In recent years, there has been a greater interest among many people to revert to or continue to use Chamorro words, even though they are used in an English context.
But we are often unaware just how much we are a product of our times, and the overwhelming English-language environment many of us grew up in. We are so immersed in that linguistic sea that we hardly realize how wet we are!
Take, for example, the word saina. It's Chamorro for anyone who is senior or higher in status than you. It could be a parent, older relative, older people in general and people of civic and religious standing. It can even be applied to God. Yet, a twenty-year-old is still saina to his or her five-year-old nephew or niece. It is a very elastic word in our language, but the essential meaning is clear. The saina is above, I am below.
As we engage more with our elders, we hear people speaking publicly about their - sainas. "We welcome all our sainas to today's event."
It sounds very supportive of the Chamorro language revival, but the word sainas is subjecting a Chamorro word to English grammatical rules.
In Chamorro, we do not denote something in the plural by adding an -S at the end of the word.
The exception to this rule is with some Spanish loan words. I senadot. The senator. I senadores. The senators. Señot. Sir. Señores. Sirs.
1. Add the prefix MAN before the word
ETMÅNA (religious sister)
MAN ETMÅNA (religious sisters)
MÅ'GAS (the great, the superior, the powerful, etc)
MAN MÅ'GAS (the great ones, superior ones, powerful ones, etc)
2. Keep in mind that MAN can undergo a change if the following word begins with K, P, S, T or CH
MAN + K = MANG
Kilisyåno = Mangilisyåno (Christians)
Katoliko = Mangatoliko (Catholics)
MAN + P = MAM
Påle' = Mamåle' (priests)

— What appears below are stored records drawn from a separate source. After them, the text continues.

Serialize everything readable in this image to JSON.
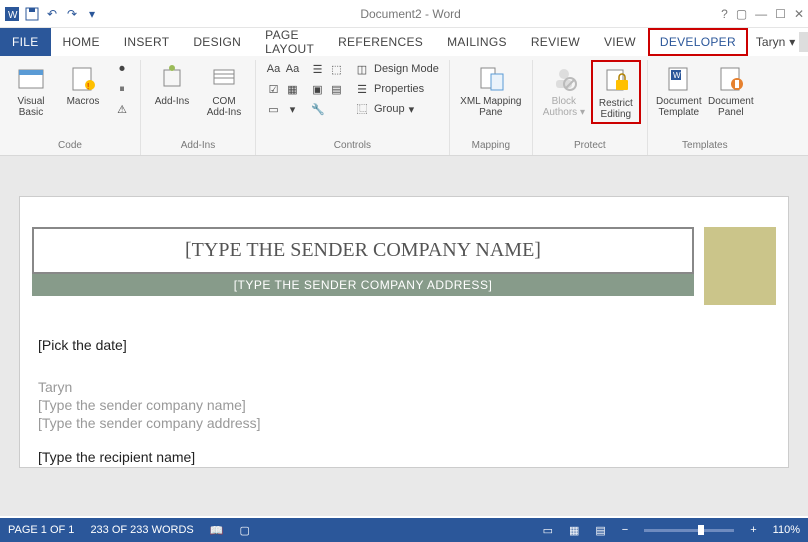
{
  "title": "Document2 - Word",
  "tabs": {
    "file": "FILE",
    "home": "HOME",
    "insert": "INSERT",
    "design": "DESIGN",
    "page_layout": "PAGE LAYOUT",
    "references": "REFERENCES",
    "mailings": "MAILINGS",
    "review": "REVIEW",
    "view": "VIEW",
    "developer": "DEVELOPER"
  },
  "user": "Taryn",
  "ribbon": {
    "code": {
      "label": "Code",
      "visual_basic": "Visual Basic",
      "macros": "Macros"
    },
    "addins": {
      "label": "Add-Ins",
      "addins": "Add-Ins",
      "com": "COM Add-Ins"
    },
    "controls": {
      "label": "Controls",
      "design_mode": "Design Mode",
      "properties": "Properties",
      "group": "Group"
    },
    "mapping": {
      "label": "Mapping",
      "xml_pane": "XML Mapping Pane"
    },
    "protect": {
      "label": "Protect",
      "block_authors": "Block Authors",
      "restrict": "Restrict Editing"
    },
    "templates": {
      "label": "Templates",
      "doc_template": "Document Template",
      "doc_panel": "Document Panel"
    }
  },
  "doc": {
    "title_ph": "[TYPE THE SENDER COMPANY NAME]",
    "addr_ph": "[TYPE THE SENDER COMPANY ADDRESS]",
    "date_ph": "[Pick the date]",
    "sender": "Taryn",
    "sender_company_ph": "[Type the sender company name]",
    "sender_addr_ph": "[Type the sender company address]",
    "recipient_ph": "[Type the recipient name]"
  },
  "status": {
    "page": "PAGE 1 OF 1",
    "words": "233 OF 233 WORDS",
    "zoom": "110%"
  }
}
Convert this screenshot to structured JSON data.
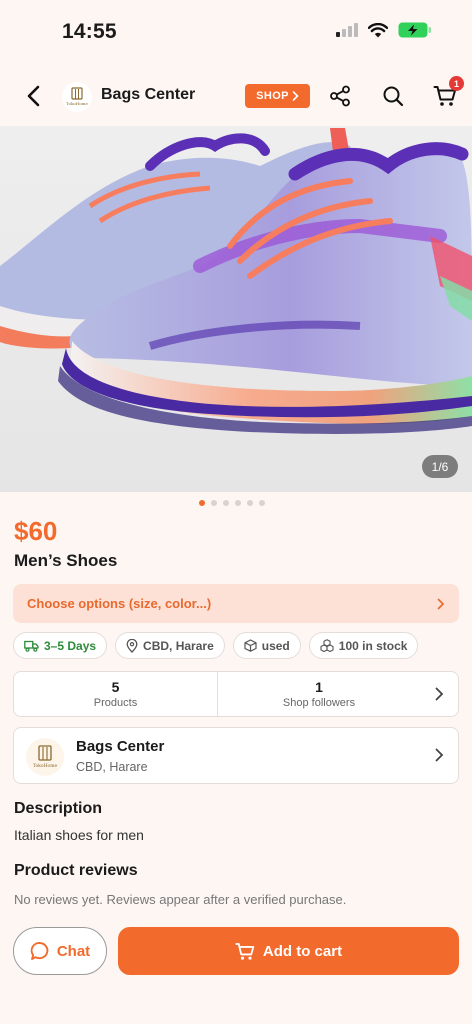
{
  "status_bar": {
    "time": "14:55"
  },
  "header": {
    "shop_name": "Bags Center",
    "shop_button_label": "SHOP",
    "cart_count": "1",
    "logo_text": "TokoHome"
  },
  "gallery": {
    "counter": "1/6",
    "dots_total": 6,
    "dots_active": 1,
    "image": "running-shoes-photo"
  },
  "product": {
    "price": "$60",
    "name": "Men’s Shoes",
    "options_label": "Choose options (size, color...)"
  },
  "tags": [
    {
      "icon": "truck-icon",
      "label": "3–5 Days"
    },
    {
      "icon": "location-pin-icon",
      "label": "CBD, Harare"
    },
    {
      "icon": "box-icon",
      "label": "used"
    },
    {
      "icon": "stock-icon",
      "label": "100 in stock"
    }
  ],
  "stats": [
    {
      "value": "5",
      "label": "Products"
    },
    {
      "value": "1",
      "label": "Shop followers"
    }
  ],
  "shop": {
    "name": "Bags Center",
    "location": "CBD, Harare"
  },
  "description": {
    "title": "Description",
    "text": "Italian shoes for men"
  },
  "reviews": {
    "title": "Product reviews",
    "text": "No reviews yet. Reviews appear after a verified purchase."
  },
  "actions": {
    "chat_label": "Chat",
    "add_to_cart_label": "Add to cart"
  },
  "colors": {
    "accent": "#f26a2c",
    "options_bg": "#fde1d6",
    "badge": "#e53935",
    "delivery_green": "#2e8b3a"
  }
}
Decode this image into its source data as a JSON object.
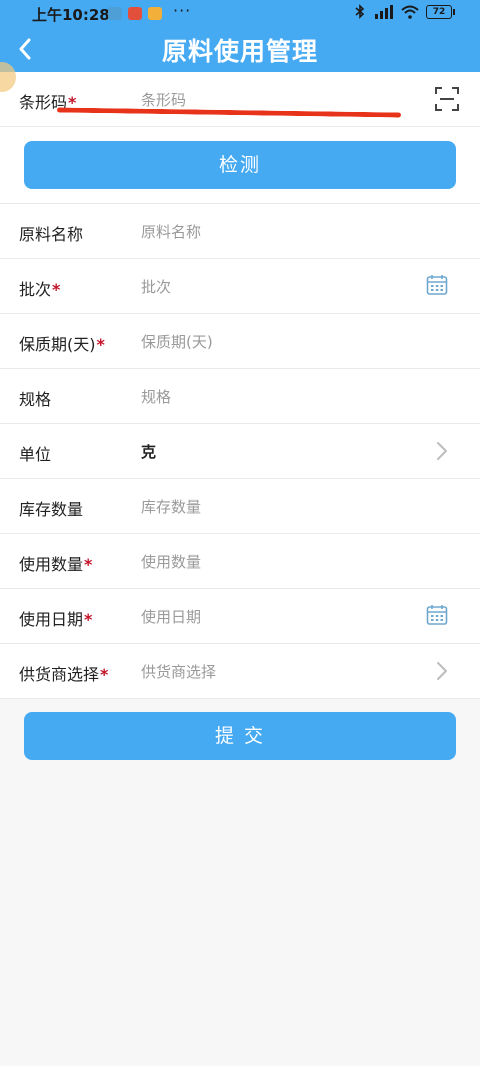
{
  "status": {
    "time": "上午10:28",
    "more": "···",
    "battery": "72"
  },
  "header": {
    "title": "原料使用管理"
  },
  "barcode": {
    "label": "条形码",
    "required": "*",
    "placeholder": "条形码"
  },
  "detect_button": "检测",
  "fields": [
    {
      "label": "原料名称",
      "required": "",
      "value": "原料名称"
    },
    {
      "label": "批次",
      "required": "*",
      "value": "批次"
    },
    {
      "label": "保质期(天)",
      "required": "*",
      "value": "保质期(天)"
    },
    {
      "label": "规格",
      "required": "",
      "value": "规格"
    },
    {
      "label": "单位",
      "required": "",
      "value": "克"
    },
    {
      "label": "库存数量",
      "required": "",
      "value": "库存数量"
    },
    {
      "label": "使用数量",
      "required": "*",
      "value": "使用数量"
    },
    {
      "label": "使用日期",
      "required": "*",
      "value": "使用日期"
    },
    {
      "label": "供货商选择",
      "required": "*",
      "value": "供货商选择"
    }
  ],
  "submit_button": "提 交",
  "colors": {
    "primary": "#46aaf3",
    "required": "#c4142a",
    "redaction": "#e8331b"
  }
}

Popble = Mamopble (the poor people)
MAN + S = MAÑ
Sottera = Mañottera (single women, teenage girls)
MAN + T = MAN
Tomtom = Manomtom (the wise people)

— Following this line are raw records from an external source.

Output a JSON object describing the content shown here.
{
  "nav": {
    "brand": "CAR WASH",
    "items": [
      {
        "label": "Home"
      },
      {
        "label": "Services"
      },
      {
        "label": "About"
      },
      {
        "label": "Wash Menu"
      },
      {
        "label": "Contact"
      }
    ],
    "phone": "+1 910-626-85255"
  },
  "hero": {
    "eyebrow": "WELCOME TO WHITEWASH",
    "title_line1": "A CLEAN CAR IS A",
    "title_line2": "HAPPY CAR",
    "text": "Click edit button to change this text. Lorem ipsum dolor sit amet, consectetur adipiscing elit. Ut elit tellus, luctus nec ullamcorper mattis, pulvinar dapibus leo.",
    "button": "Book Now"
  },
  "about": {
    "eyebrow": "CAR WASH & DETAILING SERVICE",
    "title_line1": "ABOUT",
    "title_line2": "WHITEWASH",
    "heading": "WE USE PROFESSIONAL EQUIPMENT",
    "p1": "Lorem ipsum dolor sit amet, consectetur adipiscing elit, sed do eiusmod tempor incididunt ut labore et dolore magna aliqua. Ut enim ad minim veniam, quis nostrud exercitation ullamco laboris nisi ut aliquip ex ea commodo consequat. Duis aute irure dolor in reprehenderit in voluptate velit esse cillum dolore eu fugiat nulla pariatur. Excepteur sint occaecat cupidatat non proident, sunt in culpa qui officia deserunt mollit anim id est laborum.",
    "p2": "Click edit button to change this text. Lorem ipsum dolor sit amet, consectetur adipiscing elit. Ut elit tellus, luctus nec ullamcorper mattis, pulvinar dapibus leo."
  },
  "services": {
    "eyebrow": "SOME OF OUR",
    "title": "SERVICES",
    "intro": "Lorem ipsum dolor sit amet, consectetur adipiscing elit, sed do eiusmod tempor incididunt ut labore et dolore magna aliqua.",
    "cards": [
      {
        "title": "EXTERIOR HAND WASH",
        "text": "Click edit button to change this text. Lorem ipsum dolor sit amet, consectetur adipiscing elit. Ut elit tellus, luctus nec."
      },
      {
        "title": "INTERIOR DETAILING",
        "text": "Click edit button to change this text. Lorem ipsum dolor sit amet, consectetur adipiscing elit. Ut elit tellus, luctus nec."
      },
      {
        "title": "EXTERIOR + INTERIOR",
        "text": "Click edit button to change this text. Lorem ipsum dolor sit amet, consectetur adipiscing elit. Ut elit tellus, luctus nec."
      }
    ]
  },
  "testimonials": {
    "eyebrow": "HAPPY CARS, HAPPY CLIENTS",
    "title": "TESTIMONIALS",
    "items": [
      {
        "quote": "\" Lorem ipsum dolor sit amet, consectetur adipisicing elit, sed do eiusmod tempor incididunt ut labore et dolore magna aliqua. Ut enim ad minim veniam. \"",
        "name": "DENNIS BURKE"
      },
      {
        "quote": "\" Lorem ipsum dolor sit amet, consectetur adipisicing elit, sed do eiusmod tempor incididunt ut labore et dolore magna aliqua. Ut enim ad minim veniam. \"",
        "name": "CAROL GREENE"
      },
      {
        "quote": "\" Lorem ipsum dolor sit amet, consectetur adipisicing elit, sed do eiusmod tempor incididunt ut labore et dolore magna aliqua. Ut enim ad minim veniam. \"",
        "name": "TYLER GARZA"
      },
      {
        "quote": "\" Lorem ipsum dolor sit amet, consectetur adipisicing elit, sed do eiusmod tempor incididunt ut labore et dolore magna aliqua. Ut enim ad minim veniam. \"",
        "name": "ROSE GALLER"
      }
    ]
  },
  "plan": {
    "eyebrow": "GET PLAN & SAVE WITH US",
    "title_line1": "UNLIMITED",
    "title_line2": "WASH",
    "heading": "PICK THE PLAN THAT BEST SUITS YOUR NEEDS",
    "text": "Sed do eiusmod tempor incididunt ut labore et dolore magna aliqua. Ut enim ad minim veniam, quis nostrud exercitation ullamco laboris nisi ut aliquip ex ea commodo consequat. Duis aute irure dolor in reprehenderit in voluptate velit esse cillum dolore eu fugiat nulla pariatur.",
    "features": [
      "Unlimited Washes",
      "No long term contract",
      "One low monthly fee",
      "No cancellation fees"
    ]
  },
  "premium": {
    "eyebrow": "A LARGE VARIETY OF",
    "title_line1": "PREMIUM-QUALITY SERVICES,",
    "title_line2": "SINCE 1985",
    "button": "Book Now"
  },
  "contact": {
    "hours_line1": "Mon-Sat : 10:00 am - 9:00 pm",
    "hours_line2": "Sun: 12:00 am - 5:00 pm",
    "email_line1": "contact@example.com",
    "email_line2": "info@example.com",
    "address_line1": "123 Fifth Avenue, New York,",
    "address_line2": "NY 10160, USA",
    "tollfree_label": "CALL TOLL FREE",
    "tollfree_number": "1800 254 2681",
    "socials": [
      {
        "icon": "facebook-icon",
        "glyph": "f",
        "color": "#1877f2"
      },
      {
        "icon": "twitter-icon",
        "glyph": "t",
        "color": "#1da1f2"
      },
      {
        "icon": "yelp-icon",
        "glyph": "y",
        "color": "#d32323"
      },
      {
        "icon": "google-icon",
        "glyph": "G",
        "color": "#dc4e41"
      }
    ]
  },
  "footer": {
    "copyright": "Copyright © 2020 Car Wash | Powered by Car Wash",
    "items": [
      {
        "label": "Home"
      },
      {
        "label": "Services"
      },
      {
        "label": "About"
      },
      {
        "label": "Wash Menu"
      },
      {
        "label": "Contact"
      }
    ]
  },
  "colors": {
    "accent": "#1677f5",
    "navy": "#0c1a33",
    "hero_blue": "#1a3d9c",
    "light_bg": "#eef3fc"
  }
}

Tunas = Manunas (the righteous people)
MAN + CH = MAÑ
Che'lu = Mañe'lu (the siblings)
3. Be careful, though; there are often exceptions
Man + parientes remains manparientes (the relatives).
Man + sendålo remains mansendålo (the soldiers).
Man + chunge' remains manchunge' (the gray/white haired ones).
Sometimes, there is a change and sometimes there isn't.
Some people say Mañamorro and others say Manchamorro.
4. Adding the prefix MAN is not the only way to make something plural. Often, one simply adds the word SIHA after the word. SIHA denotes plural.
I Tagålo siha. The Filipinos. No one says "I man Tagålo," although that is still grammatically correct.
I chetda siha. The bananas. No one says, "I man chotda."
I gima' siha. The houses. No one says, "I man guma'."
Sometimes, one can use MAN and still use SIHA. That makes it very clear the subject is plural.
I man sendålo siha. The soldiers.
I man gefsaga siha. The wealthy people.
GUMAS (often heard nowadays for houses of dance groups)
FAFANA’GUES (often heard now for “teacher” in lieu of maestro/maestra)
MAN FAFANA’GUE or
It would be wonderful to hear an MC say from now on.....
"We would like to welcome our MAÑAINA today," instead of
"We would like to welcome our SAINAS today."
If we're going to speak English sprinkled with a little bit of Chamorro, let's keep the Chamorro word as intact as possible in its Chamorro form.
Otherwise, we will be promoting but an Anglicized version of the Chamorro term.